“With proper document management, you’ll have control over your systems and records when a litigation hold is issued and the eDiscovery process begins, resulting in reduced risk and lower eDiscovery costs. This is imperative because discovery involving electronically stored data — including e-mail, voicemail, calendars, text messages and metadata — is among the most time-consuming and costly phases of any dispute. Ultimately, an effective document management policy is likely to contribute to the best possible outcome of litigation or an investigation.”
The best way to start working on a plan is to outline your purpose and scope—know what you need and want the plan to do. Also specify who will be responsible for each part of the plan—not designating proper authority can leave the entire plan in limbo. Never forget a records retention policy—it is legally require to keep most data for seven years or permanently, but some data can be deleted. Do not pay for data you do not have to keep. Most important of all, provide specific direction for individual tasks, such as scanning, word management, destruction schedule, and observing litigation holds. One last thing, never under estimate the importance of employee training and audit schedules, the latter will sneak up on you before you know it.

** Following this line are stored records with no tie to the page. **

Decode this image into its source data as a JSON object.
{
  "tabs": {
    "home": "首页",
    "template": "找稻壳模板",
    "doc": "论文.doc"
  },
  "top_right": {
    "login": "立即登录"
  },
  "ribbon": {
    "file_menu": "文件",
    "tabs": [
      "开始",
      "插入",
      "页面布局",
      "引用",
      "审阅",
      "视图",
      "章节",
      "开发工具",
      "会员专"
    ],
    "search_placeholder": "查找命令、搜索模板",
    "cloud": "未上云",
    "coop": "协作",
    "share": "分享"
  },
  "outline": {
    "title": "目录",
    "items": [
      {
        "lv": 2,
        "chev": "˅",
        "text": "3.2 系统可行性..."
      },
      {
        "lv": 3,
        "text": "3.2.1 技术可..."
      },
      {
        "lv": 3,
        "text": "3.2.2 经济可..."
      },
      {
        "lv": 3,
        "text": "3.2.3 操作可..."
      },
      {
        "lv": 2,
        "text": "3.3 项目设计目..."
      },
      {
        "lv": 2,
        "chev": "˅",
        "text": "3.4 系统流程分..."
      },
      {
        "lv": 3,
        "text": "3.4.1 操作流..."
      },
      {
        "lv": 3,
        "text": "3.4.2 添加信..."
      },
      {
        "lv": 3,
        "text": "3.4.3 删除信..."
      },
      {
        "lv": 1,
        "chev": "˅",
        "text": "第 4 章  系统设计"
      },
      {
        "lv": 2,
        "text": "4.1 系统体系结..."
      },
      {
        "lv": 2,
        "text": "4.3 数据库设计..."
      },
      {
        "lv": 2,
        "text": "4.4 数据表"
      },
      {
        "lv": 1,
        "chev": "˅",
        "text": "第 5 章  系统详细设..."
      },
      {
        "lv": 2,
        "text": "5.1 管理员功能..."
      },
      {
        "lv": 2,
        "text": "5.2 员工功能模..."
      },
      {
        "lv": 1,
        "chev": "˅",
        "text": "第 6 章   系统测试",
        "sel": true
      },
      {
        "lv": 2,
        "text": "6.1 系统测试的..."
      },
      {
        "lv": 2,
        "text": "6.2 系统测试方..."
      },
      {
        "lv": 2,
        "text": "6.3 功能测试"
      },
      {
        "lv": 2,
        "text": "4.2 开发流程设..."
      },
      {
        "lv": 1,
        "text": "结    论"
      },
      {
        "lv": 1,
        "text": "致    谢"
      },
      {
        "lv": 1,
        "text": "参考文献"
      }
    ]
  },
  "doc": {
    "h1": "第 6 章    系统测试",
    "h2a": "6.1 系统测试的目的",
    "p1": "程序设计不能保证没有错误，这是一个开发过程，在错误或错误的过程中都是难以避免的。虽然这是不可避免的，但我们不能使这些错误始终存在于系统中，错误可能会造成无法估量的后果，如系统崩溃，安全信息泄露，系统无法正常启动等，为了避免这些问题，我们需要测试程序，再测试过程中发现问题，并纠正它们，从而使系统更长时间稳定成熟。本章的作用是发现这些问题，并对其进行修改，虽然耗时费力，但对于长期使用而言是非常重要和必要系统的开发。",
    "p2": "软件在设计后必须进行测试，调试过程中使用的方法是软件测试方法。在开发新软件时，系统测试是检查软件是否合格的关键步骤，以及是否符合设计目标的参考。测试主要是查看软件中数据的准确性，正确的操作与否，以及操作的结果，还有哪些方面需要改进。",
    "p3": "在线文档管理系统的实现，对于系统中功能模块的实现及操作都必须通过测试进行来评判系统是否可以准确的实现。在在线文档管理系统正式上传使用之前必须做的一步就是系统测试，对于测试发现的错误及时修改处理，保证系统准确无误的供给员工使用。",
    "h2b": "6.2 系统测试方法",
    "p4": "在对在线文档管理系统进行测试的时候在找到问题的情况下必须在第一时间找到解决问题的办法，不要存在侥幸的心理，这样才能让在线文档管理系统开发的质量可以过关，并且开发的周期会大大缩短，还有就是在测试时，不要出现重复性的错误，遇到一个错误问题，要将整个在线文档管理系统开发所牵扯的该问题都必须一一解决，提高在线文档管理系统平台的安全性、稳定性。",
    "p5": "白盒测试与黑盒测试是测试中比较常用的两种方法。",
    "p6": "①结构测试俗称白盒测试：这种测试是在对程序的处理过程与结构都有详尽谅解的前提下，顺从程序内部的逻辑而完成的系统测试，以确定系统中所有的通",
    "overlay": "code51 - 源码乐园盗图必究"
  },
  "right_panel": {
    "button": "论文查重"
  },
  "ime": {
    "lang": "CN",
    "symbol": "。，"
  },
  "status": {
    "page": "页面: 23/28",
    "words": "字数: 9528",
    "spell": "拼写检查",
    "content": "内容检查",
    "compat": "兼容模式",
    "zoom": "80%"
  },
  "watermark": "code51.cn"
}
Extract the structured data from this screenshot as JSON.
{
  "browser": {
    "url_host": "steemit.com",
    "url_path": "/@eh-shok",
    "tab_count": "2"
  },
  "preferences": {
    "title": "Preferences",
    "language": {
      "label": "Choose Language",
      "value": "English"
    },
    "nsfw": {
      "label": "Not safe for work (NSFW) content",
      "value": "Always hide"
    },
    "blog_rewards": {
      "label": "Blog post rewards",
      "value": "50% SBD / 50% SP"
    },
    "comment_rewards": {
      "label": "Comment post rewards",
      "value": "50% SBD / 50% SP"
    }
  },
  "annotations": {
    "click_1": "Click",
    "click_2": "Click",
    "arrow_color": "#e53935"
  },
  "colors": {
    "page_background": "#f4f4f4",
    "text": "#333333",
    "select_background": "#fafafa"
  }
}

If, however, you still are hesitant in drafting a plan can carry some hefty consequences:
- “Outdated and possibly harmful documents might be available and subject to discovery.
- Failure to produce documents in a timely fashion might result in fines and jail time: one large corporation was charged with misleading regulators and not producing evidence in a timely matter and was fined $10 million.
- Destroying documents in violation of federal statutes and regulations may result in fines and jail time: one provision of the Sarbanes-Oxley Act specifies a prison sentence of up to 20 years for someone who knowingly destroys documents with the intent to obstruct a government investigation.”
A document management plan is a tool meant to guide organizations in managing their data, outlining the tasks associated with it, and preparing for eventual audits and litigation procedures. Having a document management plan in place will make the eDiscovery process go quicker, but another way to make the process even faster and more accurate is using litigation support technology and predictive coding, such as provided by Polyspot.
Here at Beyond Search we have a healthy skepticism for automated content processing. Some systems perform quite well in quite specific circumstances. Examples include Digital Reasoning and Ikanow. Other systems are disappointing. Very disappointing. Who are the disappointing vendors? Not in this free blog. Sign up for Honk!, our no holds barred newsletter, and get that opt-in, limited distribution information today.
Whitney Grace, July 18, 2012
Sponsored by Polyspot